This gives me a parallel speed up of ~3.5 (best we could expect is 4). Since all 4 matlab processes are using the same memory bandwidth (quad-core machine) this looks pretty good to me.

I hope that the example above is the same as you are attempting to use. Let us know if this doesn't work for you.

Best regards

Jos

Sorry I haven't got back to you - I've been out of the office this last week. I'm not sure why you aren't seeing a speed up so I tried out my final example with your algorithm. Below is what I used - it is identical to my final example, and defines the sizes you specified in you last posting. In addition it passes the broadcast variable directly into the function (someFunction) in which I use the matrix exponential. (Note this is all one file in which someFunction is defined as an internal function to be called. For this to work in matlabpool the file forMatt.m needs to be on the path of the client and the workers - this will definitely be the case for a local matlabpool but may not be if you run on a cluster where the remote workers are on different machines).

function outData = forMatt

% Define the broadcast variables

A = rand(6);

b = rand(6, 1);

Ainvb = A\b;

step = 1;

% Define the problem size

nROWS = 6;

nCOLS = 401;

nSHEETS = 205;

% Code almost copied from my previous example - only change

% is to include broadcast variables in call to someFunction

outData = zeros(nROWS, nCOLS, nSHEETS);

inData = rand(nROWS, nCOLS);

parfor j = 1:nCOLS

temp = zeros(nROWS, nSHEETS);

temp(:, 1) = inData(:, j);

for k = 2:nSHEETS

temp(:, k) = someFunction( temp(:, k-1), A, step, Ainvb );

end

outData(:, j, :) = temp;

end

% Actual computation that we want to do.

function out = someFunction( in, A, step, Ainvb )

out = expm(A*step)*(in + Ainvb) - Ainvb;

Some results on a 64-bit linux quad-core Intel Core-duo @ 2.4GHz with 6GB RAM

1. Change the outer 'parfor' to a 'for' and run locally - best serial time

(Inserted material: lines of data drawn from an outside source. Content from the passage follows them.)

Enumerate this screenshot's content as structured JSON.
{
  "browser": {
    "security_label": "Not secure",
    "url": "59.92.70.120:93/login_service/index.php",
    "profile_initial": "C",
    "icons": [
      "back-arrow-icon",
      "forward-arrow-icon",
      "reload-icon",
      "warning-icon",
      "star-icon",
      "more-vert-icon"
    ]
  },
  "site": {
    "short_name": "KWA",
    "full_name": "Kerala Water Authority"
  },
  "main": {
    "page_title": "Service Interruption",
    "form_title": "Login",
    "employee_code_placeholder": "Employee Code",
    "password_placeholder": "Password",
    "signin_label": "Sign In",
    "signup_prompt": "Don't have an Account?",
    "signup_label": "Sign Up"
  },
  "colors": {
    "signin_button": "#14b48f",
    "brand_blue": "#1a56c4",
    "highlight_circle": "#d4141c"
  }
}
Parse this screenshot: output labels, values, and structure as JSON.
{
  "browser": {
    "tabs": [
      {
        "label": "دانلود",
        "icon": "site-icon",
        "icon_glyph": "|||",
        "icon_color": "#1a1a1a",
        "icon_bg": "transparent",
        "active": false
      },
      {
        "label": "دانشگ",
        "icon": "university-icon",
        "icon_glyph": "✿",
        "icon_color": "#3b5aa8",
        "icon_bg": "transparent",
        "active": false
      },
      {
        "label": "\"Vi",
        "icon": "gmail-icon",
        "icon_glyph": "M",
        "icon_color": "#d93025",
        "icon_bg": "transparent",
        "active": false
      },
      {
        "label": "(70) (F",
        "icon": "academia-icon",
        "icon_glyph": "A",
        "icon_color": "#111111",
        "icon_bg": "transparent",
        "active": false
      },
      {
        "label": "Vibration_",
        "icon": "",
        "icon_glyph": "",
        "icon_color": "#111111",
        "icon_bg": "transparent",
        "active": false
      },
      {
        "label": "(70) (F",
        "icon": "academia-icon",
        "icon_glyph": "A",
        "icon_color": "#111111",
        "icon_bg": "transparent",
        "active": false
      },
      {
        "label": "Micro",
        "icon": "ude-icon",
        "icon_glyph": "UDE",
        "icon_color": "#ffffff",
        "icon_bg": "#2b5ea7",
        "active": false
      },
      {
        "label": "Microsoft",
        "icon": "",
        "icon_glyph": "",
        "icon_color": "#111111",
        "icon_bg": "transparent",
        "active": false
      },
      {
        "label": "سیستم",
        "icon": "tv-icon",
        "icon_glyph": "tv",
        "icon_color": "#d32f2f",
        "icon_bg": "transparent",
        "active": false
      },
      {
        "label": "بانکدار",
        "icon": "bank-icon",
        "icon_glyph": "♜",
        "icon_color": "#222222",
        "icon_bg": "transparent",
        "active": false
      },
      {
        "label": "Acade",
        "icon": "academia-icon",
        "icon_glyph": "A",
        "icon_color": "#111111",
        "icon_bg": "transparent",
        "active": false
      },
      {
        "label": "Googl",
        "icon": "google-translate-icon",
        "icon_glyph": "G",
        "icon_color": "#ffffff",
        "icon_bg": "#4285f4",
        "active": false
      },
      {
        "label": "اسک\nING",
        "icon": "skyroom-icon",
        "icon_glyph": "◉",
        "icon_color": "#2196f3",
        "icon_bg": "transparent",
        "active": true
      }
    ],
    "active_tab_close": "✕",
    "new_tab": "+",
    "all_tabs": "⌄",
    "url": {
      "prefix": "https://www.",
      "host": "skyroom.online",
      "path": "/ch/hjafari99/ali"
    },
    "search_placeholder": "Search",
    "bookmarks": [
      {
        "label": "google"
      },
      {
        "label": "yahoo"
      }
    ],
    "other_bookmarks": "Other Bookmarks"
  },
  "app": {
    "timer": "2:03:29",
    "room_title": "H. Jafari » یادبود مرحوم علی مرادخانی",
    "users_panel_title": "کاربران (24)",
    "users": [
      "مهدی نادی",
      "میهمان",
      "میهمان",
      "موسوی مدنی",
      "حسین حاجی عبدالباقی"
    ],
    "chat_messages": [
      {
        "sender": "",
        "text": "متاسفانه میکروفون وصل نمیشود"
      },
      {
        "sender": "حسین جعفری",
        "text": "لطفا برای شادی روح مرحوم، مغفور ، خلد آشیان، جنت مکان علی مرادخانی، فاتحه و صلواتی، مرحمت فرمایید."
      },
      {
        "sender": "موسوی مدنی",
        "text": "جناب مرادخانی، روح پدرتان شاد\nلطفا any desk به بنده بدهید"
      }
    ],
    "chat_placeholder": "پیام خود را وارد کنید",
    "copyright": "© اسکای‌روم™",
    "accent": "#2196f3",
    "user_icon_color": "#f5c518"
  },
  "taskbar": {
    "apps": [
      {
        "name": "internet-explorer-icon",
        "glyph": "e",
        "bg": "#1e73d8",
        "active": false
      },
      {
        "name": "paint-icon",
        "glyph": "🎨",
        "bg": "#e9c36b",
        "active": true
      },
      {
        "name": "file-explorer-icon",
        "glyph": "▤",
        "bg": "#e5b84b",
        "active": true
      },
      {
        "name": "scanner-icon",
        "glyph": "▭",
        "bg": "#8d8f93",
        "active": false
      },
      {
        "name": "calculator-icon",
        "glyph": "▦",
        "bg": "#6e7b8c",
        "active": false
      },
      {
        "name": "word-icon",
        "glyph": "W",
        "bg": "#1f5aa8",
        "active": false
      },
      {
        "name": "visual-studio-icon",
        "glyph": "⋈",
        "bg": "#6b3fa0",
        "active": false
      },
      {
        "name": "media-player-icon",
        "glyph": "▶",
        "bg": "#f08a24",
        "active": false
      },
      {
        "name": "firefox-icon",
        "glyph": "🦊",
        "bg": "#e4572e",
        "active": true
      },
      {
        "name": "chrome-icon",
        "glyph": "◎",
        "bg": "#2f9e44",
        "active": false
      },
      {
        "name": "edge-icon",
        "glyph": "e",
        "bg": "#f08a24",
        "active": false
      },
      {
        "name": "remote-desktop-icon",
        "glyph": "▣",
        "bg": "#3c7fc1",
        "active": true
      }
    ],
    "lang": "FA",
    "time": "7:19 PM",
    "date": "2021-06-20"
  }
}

Elapsed time is 26.021504 seconds.

2. Replace with 'parfor' BUT no open matlabpool - should be the same as above since there are no extra resources to speed up the computation.

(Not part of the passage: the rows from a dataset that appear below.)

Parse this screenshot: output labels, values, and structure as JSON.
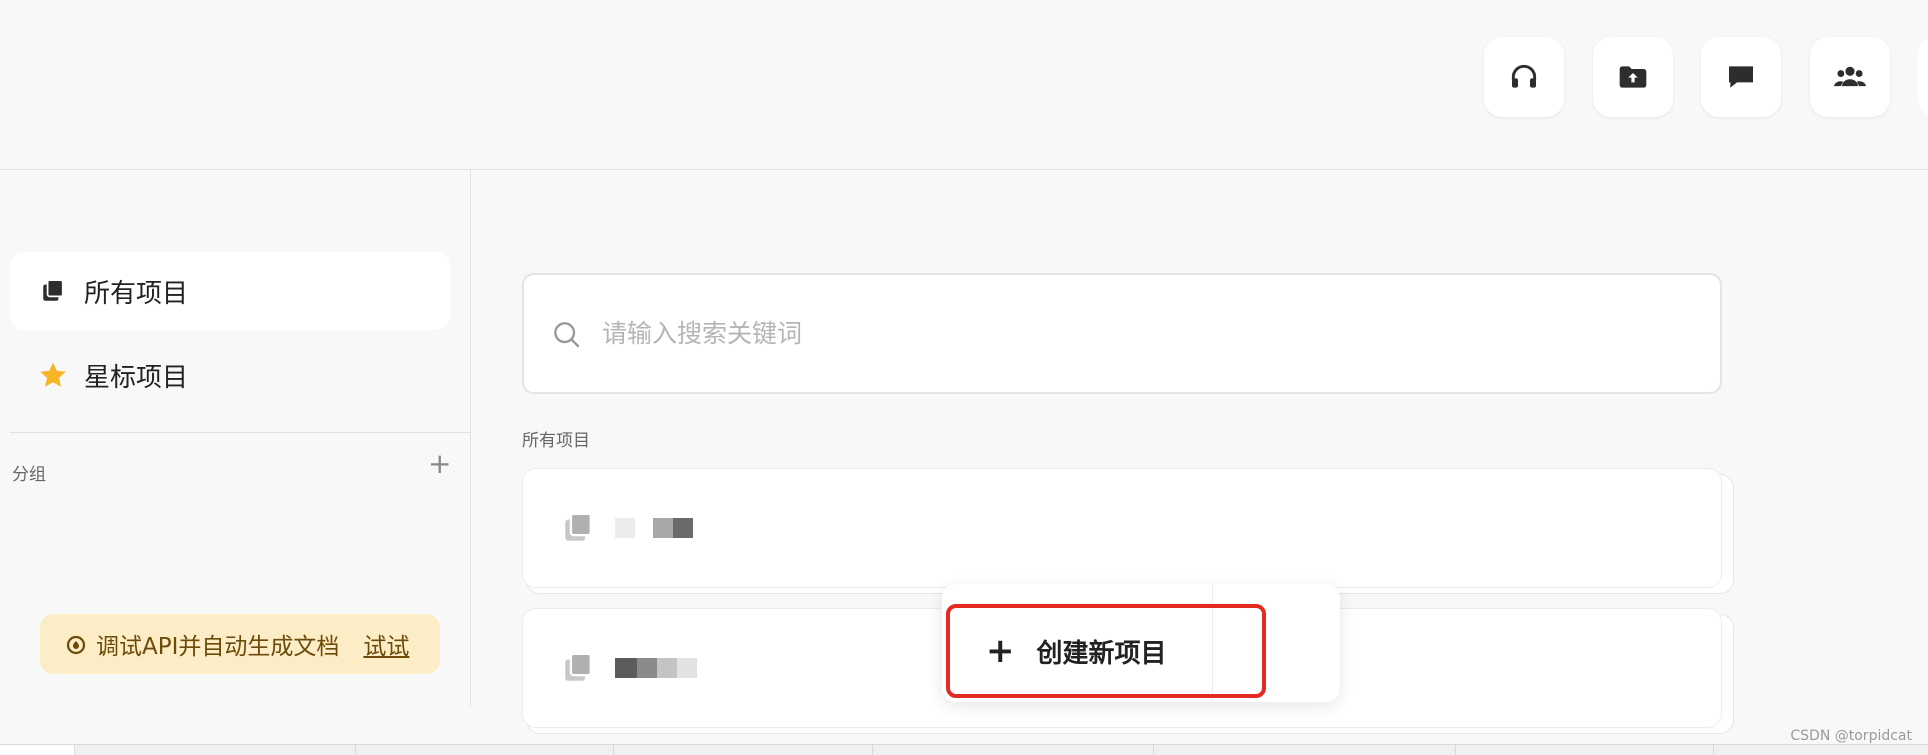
{
  "topbar": {
    "buttons": [
      {
        "icon": "headphones-icon"
      },
      {
        "icon": "folder-upload-icon"
      },
      {
        "icon": "chat-icon"
      },
      {
        "icon": "team-icon"
      }
    ]
  },
  "sidebar": {
    "items": [
      {
        "label": "所有项目",
        "icon": "stacked-squares-icon",
        "active": true
      },
      {
        "label": "星标项目",
        "icon": "star-icon",
        "active": false
      }
    ],
    "group_label": "分组",
    "group_add": "+"
  },
  "promo": {
    "text": "调试API并自动生成文档",
    "link": "试试"
  },
  "search": {
    "placeholder": "请输入搜索关键词"
  },
  "main": {
    "section_title": "所有项目"
  },
  "popup": {
    "plus": "+",
    "create_label": "创建新项目"
  },
  "watermark": "CSDN @torpidcat",
  "colors": {
    "accent_red": "#e32b22",
    "star": "#f6b526",
    "promo_bg": "#fdedc6"
  }
}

Elapsed time is 25.841782 seconds.

3. Now open a local matlabpool of size 4 on the local machine - parallel speed up should occur with the 4 workers and the parfor

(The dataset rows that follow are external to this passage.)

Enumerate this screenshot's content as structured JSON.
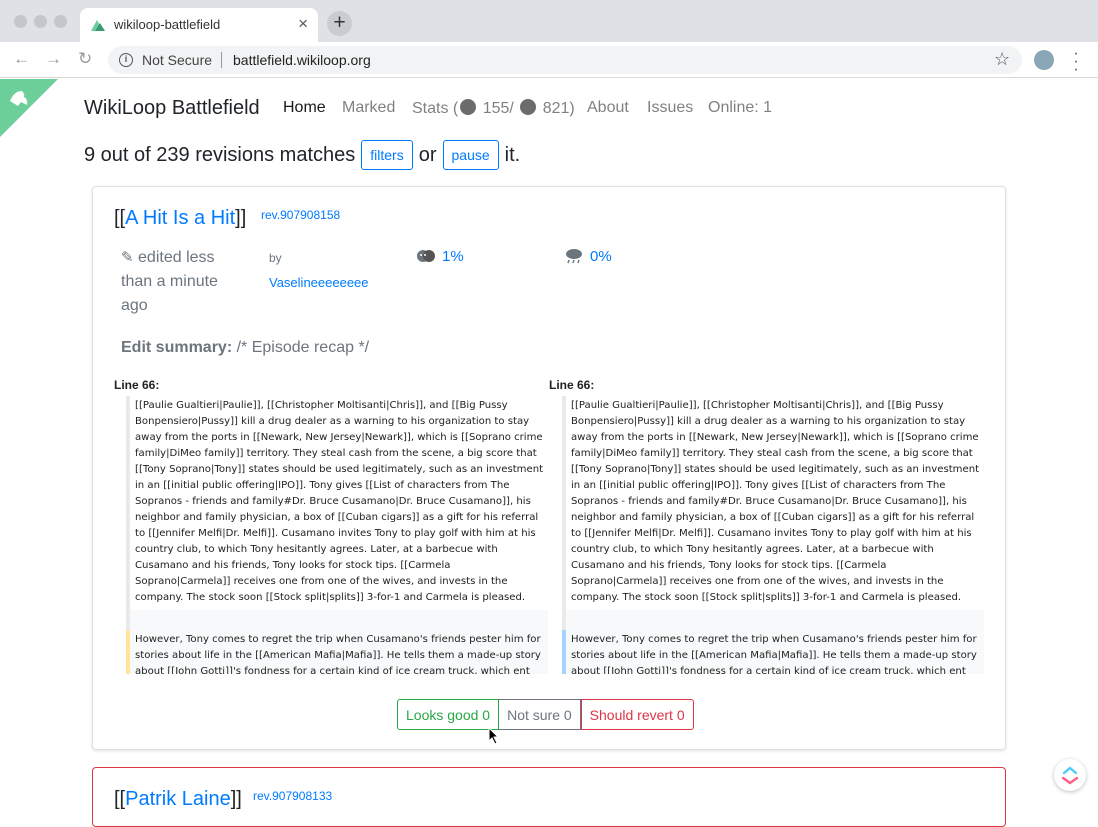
{
  "browser": {
    "tab_title": "wikiloop-battlefield",
    "tab_close": "×",
    "new_tab": "+",
    "security_label": "Not Secure",
    "url": "battlefield.wikiloop.org"
  },
  "navbar": {
    "brand": "WikiLoop Battlefield",
    "items": [
      {
        "label": "Home",
        "active": true
      },
      {
        "label": "Marked"
      },
      {
        "label": "Stats ("
      },
      {
        "label": "155/"
      },
      {
        "label": "821)"
      },
      {
        "label": "About"
      },
      {
        "label": "Issues"
      },
      {
        "label": "Online: 1"
      }
    ]
  },
  "heading": {
    "text": "9 out of 239 revisions matches",
    "filters_label": "filters",
    "or_text": "or",
    "pause_label": "pause",
    "end_text": "it."
  },
  "card1": {
    "title_prefix": "[[",
    "title_link": "A Hit Is a Hit",
    "title_suffix": "]]",
    "rev": "rev.907908158",
    "edited": "edited less than a minute ago",
    "by": "by",
    "user": "Vaselineeeeeeee",
    "score_ores_bad": "1%",
    "score_ores_damaging": "0%",
    "summary_label": "Edit summary:",
    "summary_text": "/* Episode recap */",
    "diff_left_label": "Line 66:",
    "diff_right_label": "Line 66:",
    "diff_left_para1": "[[Paulie Gualtieri|Paulie]], [[Christopher Moltisanti|Chris]], and [[Big Pussy Bonpensiero|Pussy]] kill a drug dealer as a warning to his organization to stay away from the ports in [[Newark, New Jersey|Newark]], which is [[Soprano crime family|DiMeo family]] territory. They steal cash from the scene, a big score that [[Tony Soprano|Tony]] states should be used legitimately, such as an investment in an [[initial public offering|IPO]]. Tony gives [[List of characters from The Sopranos - friends and family#Dr. Bruce Cusamano|Dr. Bruce Cusamano]], his neighbor and family physician, a box of [[Cuban cigars]] as a gift for his referral to [[Jennifer Melfi|Dr. Melfi]]. Cusamano invites Tony to play golf with him at his country club, to which Tony hesitantly agrees. Later, at a barbecue with Cusamano and his friends, Tony looks for stock tips. [[Carmela Soprano|Carmela]] receives one from one of the wives, and invests in the company. The stock soon [[Stock split|splits]] 3-for-1 and Carmela is pleased.",
    "diff_left_para2": "However, Tony comes to regret the trip when Cusamano's friends pester him for stories about life in the [[American Mafia|Mafia]]. He tells them a made-up story about [[John Gotti]]'s fondness for a certain kind of ice cream truck, which ent",
    "diff_right_para1": "[[Paulie Gualtieri|Paulie]], [[Christopher Moltisanti|Chris]], and [[Big Pussy Bonpensiero|Pussy]] kill a drug dealer as a warning to his organization to stay away from the ports in [[Newark, New Jersey|Newark]], which is [[Soprano crime family|DiMeo family]] territory. They steal cash from the scene, a big score that [[Tony Soprano|Tony]] states should be used legitimately, such as an investment in an [[initial public offering|IPO]]. Tony gives [[List of characters from The Sopranos - friends and family#Dr. Bruce Cusamano|Dr. Bruce Cusamano]], his neighbor and family physician, a box of [[Cuban cigars]] as a gift for his referral to [[Jennifer Melfi|Dr. Melfi]]. Cusamano invites Tony to play golf with him at his country club, to which Tony hesitantly agrees. Later, at a barbecue with Cusamano and his friends, Tony looks for stock tips. [[Carmela Soprano|Carmela]] receives one from one of the wives, and invests in the company. The stock soon [[Stock split|splits]] 3-for-1 and Carmela is pleased.",
    "diff_right_para2": "However, Tony comes to regret the trip when Cusamano's friends pester him for stories about life in the [[American Mafia|Mafia]]. He tells them a made-up story about [[John Gotti]]'s fondness for a certain kind of ice cream truck, which ent",
    "btn_good": "Looks good 0",
    "btn_unsure": "Not sure 0",
    "btn_revert": "Should revert 0"
  },
  "card2": {
    "title_prefix": "[[",
    "title_link": "Patrik Laine",
    "title_suffix": "]]",
    "rev": "rev.907908133"
  },
  "colors": {
    "accent": "#007bff",
    "good": "#28a745",
    "unsure": "#6c757d",
    "revert": "#dc3545",
    "badge": "#6ccf9a"
  }
}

Elapsed time is 7.385429 seconds.

This gives me a parallel speed up of ~3.5 (best we could expect is 4). Since all 4 matlab processes are using the same memory bandwidth (quad-core machine) this looks pretty good to me.

I hope that the example above is the same as you are attempting to use. Let us know if this doesn't work for you.

Best regards

Jos

Jos Martin is a Matlab God! Thanks for the help. In all of this, I have neglected to open my pools. With them open to 2 (my # of CPU's) I am doubling my speed. Thanks to all on this thread for your help. It has been immensely educational.

1. Parfor structure transparency ( cannot be classified ) issue

2. parfor, can not be classified help

3. parfor reduction variable identified as temp variable

4. Another PARFOR reduction variable headache

5. Passing Loaded Variables with parfor

6. global variables in parfor loop

7. Indexing of PARFOR reduction variables

8. Parallel computing - Parfor - passing variables by reference

9. parfor reference to a cleared variable

10. Usage of reduction variables in parfor loops

11. Parfor and non-deterministic iid variables

12. Accessing sliced variable outside parfor loop

13. Parallel computing toolbox: help with parfor!

14. help on parfor and file-management in Matlab

12 post • Page:**1** of **1**